The new Union Minister for Information & Broadcasting, Rajyavardhan Rathore, took a softer tone to online regulation while interacting with the media on Tuesday. Invoking Prime Minister Narendra Modi, he said that news organizations will have to self-regulate, and won’t be regulated by the government. On the subject of online content regulation overall, he simply said that “I think you misunderstood that.”

The minister’s statement comes little over a month after the Ministry formed a committee to regulate both news and entertainment content appearing on the Internet. While Rathore seemed to refer specifically to the news media, it’s unclear what the status of the committee itself is, and whether it will continue to exist.

Emails by MediaNama to all members of the committee sent on Tuesday morning — before Rathore’s statement — asking about the fate of the committee, remain unanswered. We will update this post in case we are able to get a statement.

Excerpts from Rathore’s statement

Rathore seemed to pivot the focus from content regulation to content itself, and brushed away problematic content on social media as something that’s not under the I&B Ministry’s remit:

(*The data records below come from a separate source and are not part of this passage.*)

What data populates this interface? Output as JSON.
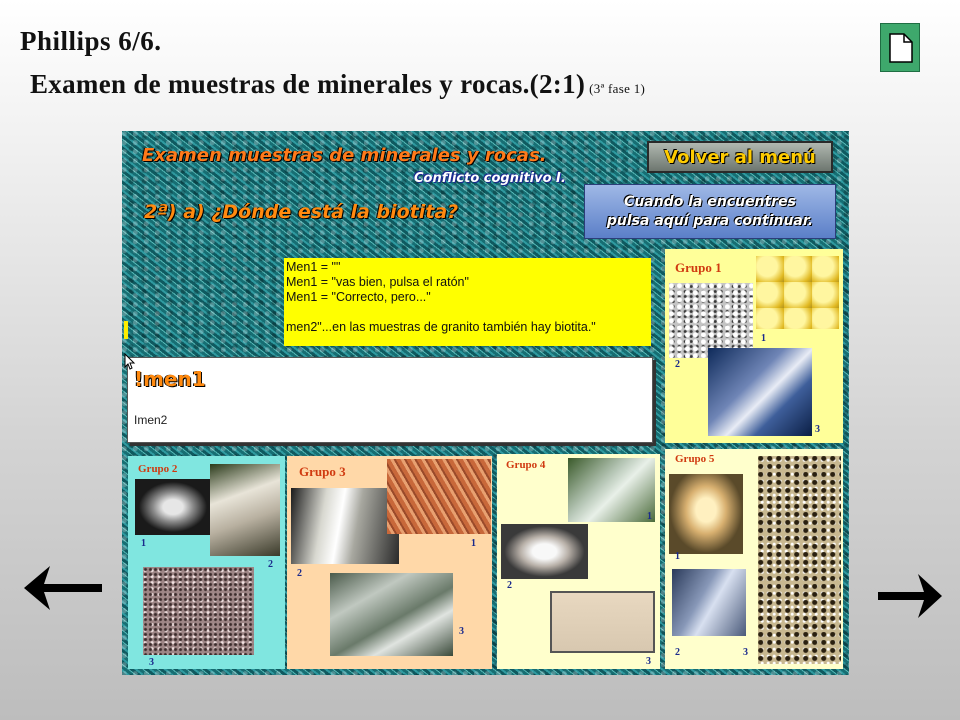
{
  "header": {
    "title_line1": "Phillips 6/6.",
    "title_line2": "Examen de muestras de minerales y rocas.(2:1)",
    "phase": "(3ª fase 1)"
  },
  "slide": {
    "title": "Examen muestras de minerales y rocas.",
    "subtitle": "Conflicto cognitivo I.",
    "question": "2ª)   a) ¿Dónde está la biotita?",
    "menu_button": "Volver al menú",
    "continue_line1": "Cuando la encuentres",
    "continue_line2": "pulsa aquí para continuar.",
    "yellow_lines": [
      "Men1 = \"\"",
      "Men1 = \"vas bien, pulsa el ratón\"",
      "Men1 = \"Correcto, pero...\"",
      "men2\"...en las muestras de granito también hay biotita.\""
    ],
    "men1_label": "!men1",
    "men2_label": "Imen2"
  },
  "groups": [
    {
      "name": "Grupo 1",
      "numbers": [
        "1",
        "2",
        "3"
      ]
    },
    {
      "name": "Grupo 2",
      "numbers": [
        "1",
        "2",
        "3"
      ]
    },
    {
      "name": "Grupo 3",
      "numbers": [
        "1",
        "2",
        "3"
      ]
    },
    {
      "name": "Grupo 4",
      "numbers": [
        "1",
        "2",
        "3"
      ]
    },
    {
      "name": "Grupo 5",
      "numbers": [
        "1",
        "2",
        "3"
      ]
    }
  ],
  "icons": {
    "doc_button": "document-icon",
    "prev": "arrow-left-icon",
    "next": "arrow-right-icon"
  },
  "colors": {
    "accent_orange": "#ff7a1a",
    "yellow_box": "#ffff00",
    "group_bg": "#ffff99",
    "doc_button_green": "#3ea86c"
  }
}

[…] The Prime Minister is very clear that the media in our country is one of the very important pillars of democracy, and they have to self-regulate. It’s not us versus them, it is we all together, as the eyes and ears of this government. And it’s the people’s voice. So, therefore, be it social media or digital media or the contemporary media, we will continue to work, to strengthen all the structures of democracy and reach out to the entire public with information and awareness. And we’ll continue to do this work. Within the ministry as well, the cadre, the Prasar Bharati, will be strengthened, and in the next one and a half years, the present term of the government, we’ll ensure that there is a high priority given to better programs and more informative programs. Our reach at I&B has been very nice; all through the last four years, we have been able to establish two-way communication with the people of our country, and we’ll continue to do that.

On problems with social media

Social media is going to be social media. It’s going to have all kinds of dialogue. The hope there is that any individual who posts something on social media understands what they are posting. There needs to be value addition. There needs to be value for every person who is reading that content. Social media is totally independent. And in any case, social media doesn’t even come under this ministry. So this issue doesn’t come up in the first place.

What about online content regulation itself?

Before its ill-fated fake news circular and the committee it formed subsequently for regulating online content, the Ministry categorically stated that it does not intend to regulate online content, both in response to RTI applications filed by MediaNama and in response to parliamentary questions.

In a brief interaction after the minister’s statement on Tuesday, a reporter asked the minister, “What is this talk of getting some kind of regulation done, for content which is put on the internet?”

The minister responded in Hindi, simply, “I think you misunderstood that.” He then ended the interaction and left.

Parts of the excerpts quoted above have been translated from Hindi. Watch the full statement here.